== WHAT IS NEEDED ==
Reprint every line of the data, keeping each character intact.

START SOURCE DATA

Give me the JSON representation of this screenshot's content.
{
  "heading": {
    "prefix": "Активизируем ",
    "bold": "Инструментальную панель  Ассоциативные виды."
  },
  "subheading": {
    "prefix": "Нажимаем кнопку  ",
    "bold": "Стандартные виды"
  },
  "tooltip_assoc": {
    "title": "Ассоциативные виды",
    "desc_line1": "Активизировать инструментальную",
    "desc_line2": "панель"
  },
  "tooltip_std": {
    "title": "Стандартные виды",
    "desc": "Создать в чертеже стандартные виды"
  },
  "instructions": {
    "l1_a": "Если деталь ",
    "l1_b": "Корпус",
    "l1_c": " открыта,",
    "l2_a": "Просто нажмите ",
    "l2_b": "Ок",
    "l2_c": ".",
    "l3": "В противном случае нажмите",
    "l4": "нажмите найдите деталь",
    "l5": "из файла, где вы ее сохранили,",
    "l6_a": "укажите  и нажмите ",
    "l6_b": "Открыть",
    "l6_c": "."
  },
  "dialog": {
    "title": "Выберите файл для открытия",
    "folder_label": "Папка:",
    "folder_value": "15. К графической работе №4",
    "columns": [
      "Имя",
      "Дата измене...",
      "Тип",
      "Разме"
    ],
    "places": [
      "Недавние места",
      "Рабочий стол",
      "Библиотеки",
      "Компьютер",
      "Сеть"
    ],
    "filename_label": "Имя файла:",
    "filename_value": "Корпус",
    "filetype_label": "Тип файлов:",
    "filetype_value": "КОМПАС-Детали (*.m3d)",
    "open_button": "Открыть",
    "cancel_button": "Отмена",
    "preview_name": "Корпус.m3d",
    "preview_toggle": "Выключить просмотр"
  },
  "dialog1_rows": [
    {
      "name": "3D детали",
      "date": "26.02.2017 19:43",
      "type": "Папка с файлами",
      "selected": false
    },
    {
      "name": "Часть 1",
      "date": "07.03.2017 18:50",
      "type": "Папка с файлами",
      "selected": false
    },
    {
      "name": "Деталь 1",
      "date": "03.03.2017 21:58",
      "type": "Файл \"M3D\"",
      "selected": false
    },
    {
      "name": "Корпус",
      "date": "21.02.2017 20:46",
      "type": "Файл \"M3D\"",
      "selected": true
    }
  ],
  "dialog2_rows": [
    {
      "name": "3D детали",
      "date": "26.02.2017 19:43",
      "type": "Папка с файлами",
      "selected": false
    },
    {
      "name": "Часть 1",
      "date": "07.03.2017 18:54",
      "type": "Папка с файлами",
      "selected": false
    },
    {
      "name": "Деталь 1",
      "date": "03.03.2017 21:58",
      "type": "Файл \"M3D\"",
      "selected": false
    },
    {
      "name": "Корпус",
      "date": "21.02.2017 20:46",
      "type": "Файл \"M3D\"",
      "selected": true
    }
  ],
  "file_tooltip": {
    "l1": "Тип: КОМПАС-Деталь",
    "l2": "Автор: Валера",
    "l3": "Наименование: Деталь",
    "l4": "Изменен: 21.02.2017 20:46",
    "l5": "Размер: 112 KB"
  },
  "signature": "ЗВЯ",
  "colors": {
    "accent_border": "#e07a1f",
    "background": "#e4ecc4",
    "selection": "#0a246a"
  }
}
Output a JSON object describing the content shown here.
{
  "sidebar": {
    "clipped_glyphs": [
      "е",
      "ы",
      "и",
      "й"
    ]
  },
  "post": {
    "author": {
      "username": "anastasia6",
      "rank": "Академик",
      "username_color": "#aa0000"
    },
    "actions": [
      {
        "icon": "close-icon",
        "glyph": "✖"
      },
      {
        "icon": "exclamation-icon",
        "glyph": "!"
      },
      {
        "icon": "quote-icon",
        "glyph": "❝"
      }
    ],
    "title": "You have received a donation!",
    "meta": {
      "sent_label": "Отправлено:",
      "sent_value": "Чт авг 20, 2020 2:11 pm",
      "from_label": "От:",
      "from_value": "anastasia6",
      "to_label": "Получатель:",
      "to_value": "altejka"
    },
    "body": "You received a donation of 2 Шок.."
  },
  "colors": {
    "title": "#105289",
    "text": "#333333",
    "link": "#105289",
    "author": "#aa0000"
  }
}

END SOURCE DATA

== TASK SOLUTION ==
Give me the JSON representation of this screenshot's content.
{
  "heading": {
    "prefix": "Активизируем ",
    "bold": "Инструментальную панель  Ассоциативные виды."
  },
  "subheading": {
    "prefix": "Нажимаем кнопку  ",
    "bold": "Стандартные виды"
  },
  "tooltip_assoc": {
    "title": "Ассоциативные виды",
    "desc_line1": "Активизировать инструментальную",
    "desc_line2": "панель"
  },
  "tooltip_std": {
    "title": "Стандартные виды",
    "desc": "Создать в чертеже стандартные виды"
  },
  "instructions": {
    "l1_a": "Если деталь ",
    "l1_b": "Корпус",
    "l1_c": " открыта,",
    "l2_a": "Просто нажмите ",
    "l2_b": "Ок",
    "l2_c": ".",
    "l3": "В противном случае нажмите",
    "l4": "нажмите найдите деталь",
    "l5": "из файла, где вы ее сохранили,",
    "l6_a": "укажите  и нажмите ",
    "l6_b": "Открыть",
    "l6_c": "."
  },
  "dialog": {
    "title": "Выберите файл для открытия",
    "folder_label": "Папка:",
    "folder_value": "15. К графической работе №4",
    "columns": [
      "Имя",
      "Дата измене...",
      "Тип",
      "Разме"
    ],
    "places": [
      "Недавние места",
      "Рабочий стол",
      "Библиотеки",
      "Компьютер",
      "Сеть"
    ],
    "filename_label": "Имя файла:",
    "filename_value": "Корпус",
    "filetype_label": "Тип файлов:",
    "filetype_value": "КОМПАС-Детали (*.m3d)",
    "open_button": "Открыть",
    "cancel_button": "Отмена",
    "preview_name": "Корпус.m3d",
    "preview_toggle": "Выключить просмотр"
  },
  "dialog1_rows": [
    {
      "name": "3D детали",
      "date": "26.02.2017 19:43",
      "type": "Папка с файлами",
      "selected": false
    },
    {
      "name": "Часть 1",
      "date": "07.03.2017 18:50",
      "type": "Папка с файлами",
      "selected": false
    },
    {
      "name": "Деталь 1",
      "date": "03.03.2017 21:58",
      "type": "Файл \"M3D\"",
      "selected": false
    },
    {
      "name": "Корпус",
      "date": "21.02.2017 20:46",
      "type": "Файл \"M3D\"",
      "selected": true
    }
  ],
  "dialog2_rows": [
    {
      "name": "3D детали",
      "date": "26.02.2017 19:43",
      "type": "Папка с файлами",
      "selected": false
    },
    {
      "name": "Часть 1",
      "date": "07.03.2017 18:54",
      "type": "Папка с файлами",
      "selected": false
    },
    {
      "name": "Деталь 1",
      "date": "03.03.2017 21:58",
      "type": "Файл \"M3D\"",
      "selected": false
    },
    {
      "name": "Корпус",
      "date": "21.02.2017 20:46",
      "type": "Файл \"M3D\"",
      "selected": true
    }
  ],
  "file_tooltip": {
    "l1": "Тип: КОМПАС-Деталь",
    "l2": "Автор: Валера",
    "l3": "Наименование: Деталь",
    "l4": "Изменен: 21.02.2017 20:46",
    "l5": "Размер: 112 KB"
  },
  "signature": "ЗВЯ",
  "colors": {
    "accent_border": "#e07a1f",
    "background": "#e4ecc4",
    "selection": "#0a246a"
  }
}
Output a JSON object describing the content shown here.
{
  "sidebar": {
    "clipped_glyphs": [
      "е",
      "ы",
      "и",
      "й"
    ]
  },
  "post": {
    "author": {
      "username": "anastasia6",
      "rank": "Академик",
      "username_color": "#aa0000"
    },
    "actions": [
      {
        "icon": "close-icon",
        "glyph": "✖"
      },
      {
        "icon": "exclamation-icon",
        "glyph": "!"
      },
      {
        "icon": "quote-icon",
        "glyph": "❝"
      }
    ],
    "title": "You have received a donation!",
    "meta": {
      "sent_label": "Отправлено:",
      "sent_value": "Чт авг 20, 2020 2:11 pm",
      "from_label": "От:",
      "from_value": "anastasia6",
      "to_label": "Получатель:",
      "to_value": "altejka"
    },
    "body": "You received a donation of 2 Шок.."
  },
  "colors": {
    "title": "#105289",
    "text": "#333333",
    "link": "#105289",
    "author": "#aa0000"
  }
}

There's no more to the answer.